The entries must be set down again word for word; no pictures belong in the copy.

Items from a dataset
- - - -

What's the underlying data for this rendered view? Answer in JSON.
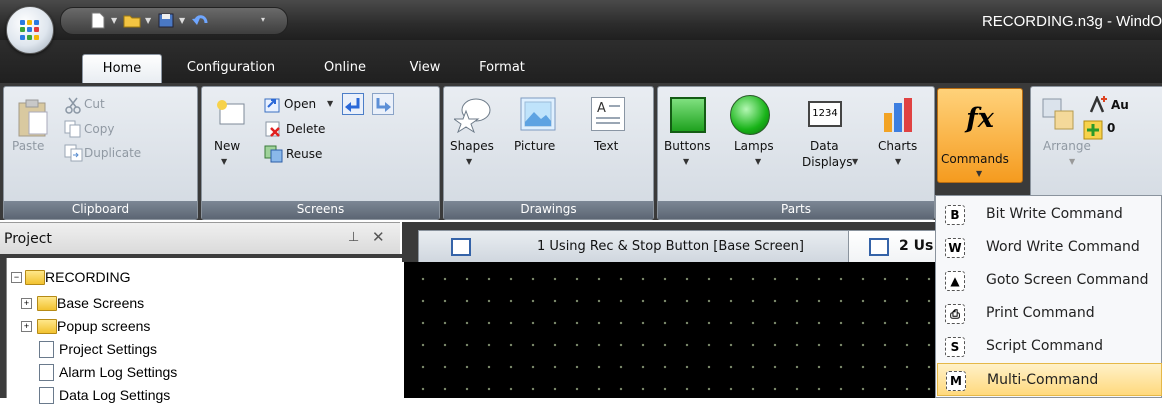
{
  "window": {
    "title": "RECORDING.n3g - WindO"
  },
  "ribbon_tabs": [
    "Home",
    "Configuration",
    "Online",
    "View",
    "Format"
  ],
  "groups": {
    "clipboard": {
      "label": "Clipboard",
      "paste": "Paste",
      "cut": "Cut",
      "copy": "Copy",
      "duplicate": "Duplicate"
    },
    "screens": {
      "label": "Screens",
      "new": "New",
      "open": "Open",
      "delete": "Delete",
      "reuse": "Reuse"
    },
    "drawings": {
      "label": "Drawings",
      "shapes": "Shapes",
      "picture": "Picture",
      "text": "Text",
      "text_icon": "A"
    },
    "parts": {
      "label": "Parts",
      "buttons": "Buttons",
      "lamps": "Lamps",
      "data_displays_1": "Data",
      "data_displays_2": "Displays",
      "data_icon": "1234",
      "charts": "Charts",
      "commands": "Commands",
      "commands_icon": "fx"
    },
    "arrange": {
      "arrange": "Arrange",
      "auto": "Au",
      "count": "0"
    }
  },
  "project": {
    "title": "Project",
    "tree": [
      "RECORDING",
      "Base Screens",
      "Popup screens",
      "Project Settings",
      "Alarm Log Settings",
      "Data Log Settings"
    ]
  },
  "document_tabs": [
    "1 Using Rec & Stop Button [Base Screen]",
    "2 Us"
  ],
  "commands_menu": [
    {
      "icon": "B",
      "label": "Bit Write Command"
    },
    {
      "icon": "W",
      "label": "Word Write Command"
    },
    {
      "icon": "▲",
      "label": "Goto Screen Command"
    },
    {
      "icon": "⎙",
      "label": "Print Command"
    },
    {
      "icon": "S",
      "label": "Script Command"
    },
    {
      "icon": "M",
      "label": "Multi-Command"
    }
  ],
  "colors": {
    "accent": "#ffd97d",
    "ribbon_label": "#6b7582",
    "canvas": "#000000"
  }
}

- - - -

[REPLY TO THE EXERCISE]
What's the underlying data for this rendered view? Answer in JSON.
{
  "window": {
    "title": "RECORDING.n3g - WindO"
  },
  "ribbon_tabs": [
    "Home",
    "Configuration",
    "Online",
    "View",
    "Format"
  ],
  "groups": {
    "clipboard": {
      "label": "Clipboard",
      "paste": "Paste",
      "cut": "Cut",
      "copy": "Copy",
      "duplicate": "Duplicate"
    },
    "screens": {
      "label": "Screens",
      "new": "New",
      "open": "Open",
      "delete": "Delete",
      "reuse": "Reuse"
    },
    "drawings": {
      "label": "Drawings",
      "shapes": "Shapes",
      "picture": "Picture",
      "text": "Text",
      "text_icon": "A"
    },
    "parts": {
      "label": "Parts",
      "buttons": "Buttons",
      "lamps": "Lamps",
      "data_displays_1": "Data",
      "data_displays_2": "Displays",
      "data_icon": "1234",
      "charts": "Charts",
      "commands": "Commands",
      "commands_icon": "fx"
    },
    "arrange": {
      "arrange": "Arrange",
      "auto": "Au",
      "count": "0"
    }
  },
  "project": {
    "title": "Project",
    "tree": [
      "RECORDING",
      "Base Screens",
      "Popup screens",
      "Project Settings",
      "Alarm Log Settings",
      "Data Log Settings"
    ]
  },
  "document_tabs": [
    "1 Using Rec & Stop Button [Base Screen]",
    "2 Us"
  ],
  "commands_menu": [
    {
      "icon": "B",
      "label": "Bit Write Command"
    },
    {
      "icon": "W",
      "label": "Word Write Command"
    },
    {
      "icon": "▲",
      "label": "Goto Screen Command"
    },
    {
      "icon": "⎙",
      "label": "Print Command"
    },
    {
      "icon": "S",
      "label": "Script Command"
    },
    {
      "icon": "M",
      "label": "Multi-Command"
    }
  ],
  "colors": {
    "accent": "#ffd97d",
    "ribbon_label": "#6b7582",
    "canvas": "#000000"
  }
}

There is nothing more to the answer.